With the onset of COVID-19, suddenly working remotely isn’t just a nice option for some workers, but a requirement brought on by state and local stay-at-home orders. So now our typical days in the office are not so typical days working at home — and now sharing space with working spouses or partners, and/or kids going to school at home.

Everyone who works remotely must figure out when to work, where to work, and how to create boundaries between work and personal life.

Remote works brings its own challenges.

  • Collaboration and communication can be more difficult
  • Feelings of isolation
  • Facing more distractions than they would at the office (especially workers with families and kids also at home because of the pandemic)

Unplugging after work is another challenge remote workers face.  According to data from Owl labs’ 2019 State of Remote Work Report, remote workers say they work more than 40 hours per week.

Many working parents are facing working from home with kids for the first time. It won’t be easy or perfect, but there are a few strategies you can use to make your new situation a little easier.

Dealing with distractions

Setting up dedicated spaces for everyone will help you avoid distractions — but it won’t remove temptations.

Here’s how to handle some of the most common productivity-killers you’ll face working from home.

Phone calls: Train family and friends not to call you during your work hours (and school hours). It will be easy if you have a separate phone for work, but either way, don’t answer personal calls during business hours.

Household chores: Do your big household chores during non-work hours — just like you did when you were working outside of your home.

Time on internet: Be careful not to allow productive internet research slide into time-wasting random surfing.

When it’s time to work, you must adopt the mindset that you are at work. Think of everyone going to work (job and school = work for everyone).

Set a Schedule

And stick to it — most of the time. Having clear guidelines for when to be at work (and your kids to be at school) helps to set boundaries about work time and home time. Plus, routines help keep anxiety in check by maintaining consistency in a time where things change rapidly.

Don’t be afraid to get creative with your schedule. Consider starting your day early or working past the normal workday to adjust to meetings that take place in different time zones.

Consider an alternating schedule if you have other adults in the house. One is focused on work while the other is on “school duty” and does their work on a different schedule. It may not be possible to get all your work done during your normal business day if you are also on school duty.


Talk to your manager or human resources. You may need to make adjustments to be able to both work at home and take care of your children who are at home and not at school or day-care because of COVID-19 stay-in-place orders.

Remember that this isn’t your personal situation that you just want to do— it’s a community issue. Having this type of conversation can help everyone (you, your boss, and your co-workers).  Communicate your needs to help make life less stressful and keep work productive.
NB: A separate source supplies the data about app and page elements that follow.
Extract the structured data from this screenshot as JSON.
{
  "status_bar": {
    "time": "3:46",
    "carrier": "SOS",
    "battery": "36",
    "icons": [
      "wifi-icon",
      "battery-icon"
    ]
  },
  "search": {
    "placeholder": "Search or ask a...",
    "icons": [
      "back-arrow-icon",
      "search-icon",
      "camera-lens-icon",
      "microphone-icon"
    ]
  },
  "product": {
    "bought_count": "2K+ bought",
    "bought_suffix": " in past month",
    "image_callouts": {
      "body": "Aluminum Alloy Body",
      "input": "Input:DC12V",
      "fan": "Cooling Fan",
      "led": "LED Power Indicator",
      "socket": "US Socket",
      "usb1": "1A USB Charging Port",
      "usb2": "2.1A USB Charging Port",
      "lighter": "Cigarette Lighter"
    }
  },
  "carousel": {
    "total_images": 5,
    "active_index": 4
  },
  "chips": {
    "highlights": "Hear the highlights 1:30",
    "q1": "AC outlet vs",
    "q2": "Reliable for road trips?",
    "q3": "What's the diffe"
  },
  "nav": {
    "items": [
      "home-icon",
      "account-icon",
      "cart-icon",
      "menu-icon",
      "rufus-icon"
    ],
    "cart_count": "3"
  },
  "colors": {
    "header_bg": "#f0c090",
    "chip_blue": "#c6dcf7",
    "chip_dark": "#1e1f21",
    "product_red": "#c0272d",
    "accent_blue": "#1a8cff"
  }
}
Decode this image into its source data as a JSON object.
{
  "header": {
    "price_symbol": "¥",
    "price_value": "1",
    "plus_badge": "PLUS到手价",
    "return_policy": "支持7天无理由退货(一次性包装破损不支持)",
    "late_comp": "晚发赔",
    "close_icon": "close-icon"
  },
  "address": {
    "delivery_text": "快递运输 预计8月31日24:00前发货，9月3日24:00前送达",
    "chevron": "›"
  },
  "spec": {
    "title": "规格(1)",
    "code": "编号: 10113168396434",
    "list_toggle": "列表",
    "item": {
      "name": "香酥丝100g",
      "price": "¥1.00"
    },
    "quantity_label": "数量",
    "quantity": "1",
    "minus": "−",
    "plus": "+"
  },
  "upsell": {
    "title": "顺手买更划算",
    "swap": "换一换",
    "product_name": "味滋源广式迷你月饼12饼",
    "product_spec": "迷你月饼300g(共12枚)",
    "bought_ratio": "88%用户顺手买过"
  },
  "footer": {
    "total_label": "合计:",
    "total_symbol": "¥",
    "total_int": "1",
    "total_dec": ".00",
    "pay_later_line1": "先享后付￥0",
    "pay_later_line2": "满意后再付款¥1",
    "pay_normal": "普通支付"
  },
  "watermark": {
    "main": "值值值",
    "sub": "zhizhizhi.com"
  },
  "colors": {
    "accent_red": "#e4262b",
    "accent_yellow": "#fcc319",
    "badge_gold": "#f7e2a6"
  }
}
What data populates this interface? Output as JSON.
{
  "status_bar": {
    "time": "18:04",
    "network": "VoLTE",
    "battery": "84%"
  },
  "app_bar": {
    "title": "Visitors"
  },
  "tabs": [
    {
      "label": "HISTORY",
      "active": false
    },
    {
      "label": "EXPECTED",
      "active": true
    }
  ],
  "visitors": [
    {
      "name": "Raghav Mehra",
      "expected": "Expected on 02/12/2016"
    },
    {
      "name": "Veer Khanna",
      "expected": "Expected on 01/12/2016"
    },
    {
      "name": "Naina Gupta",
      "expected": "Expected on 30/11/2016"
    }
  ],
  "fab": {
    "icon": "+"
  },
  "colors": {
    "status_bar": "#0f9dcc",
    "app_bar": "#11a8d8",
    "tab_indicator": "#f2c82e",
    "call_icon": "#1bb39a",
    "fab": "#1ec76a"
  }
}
When you work in an office and you see your co-workers, communication is just easier. If you need to get a message to a coworker, you stuck your head in their office or caught them in the breakroom.  Now most office communication comes through Zoom or email.

Keeping your boss and coworkers informed about what you’re working on and what you’re struggling with can help make life less stressful.

Good and frequent communication helps manage feelings of being isolated from work too.


Look at your most important tasks and projects and work to do them while your kids are engaged in school. Again, if you have another adult at home, you can work uninterrupted in the morning while your partner watches the kids and then you switch in the afternoon.

If you are a single parent, you may need more flexibility — so remember to communicate with your manager.

Set aside hours of the day when you’re available for calls and virtual meetings. Don’t forget to let the kids know when you are uninterruptible too.

And. . . eat that frog before lunch.

This strategy from Brian Tracy’s book, Eat that Frog, recommends that you attack your most intimidating task first thing in the morning so you don’t dread doing it all day. This strategy fuels productivity.[1]

What if you start your work in the afternoon because you are on school duty? Doesn’t matter, the point of the strategy is to start with your most challenging task so that it either gets done or moves forward.

Take Breaks

Schedule frequent breaks in the day. Instead of working in long blocks of time, break up your day a bit. Work for 30 minutes or an hour and then take a ten-minute break to go for a short walk or hang out with your kids. It helps energize everybody.


Working from home takes adjustments. It won’t be perfect. It is okay to fail forward. Try these tips to help you your whole family stay productive at home.


This article shouldn’t be construed as legal advice. If you have detailed questions, they should be addressed directly with your labor and employment attorney.

[1] How to Increase Your Productivity as a B2B Writer. https://www.awai.com/2018/01/how-to-increase-your-productivity-as-a-b2b-writer/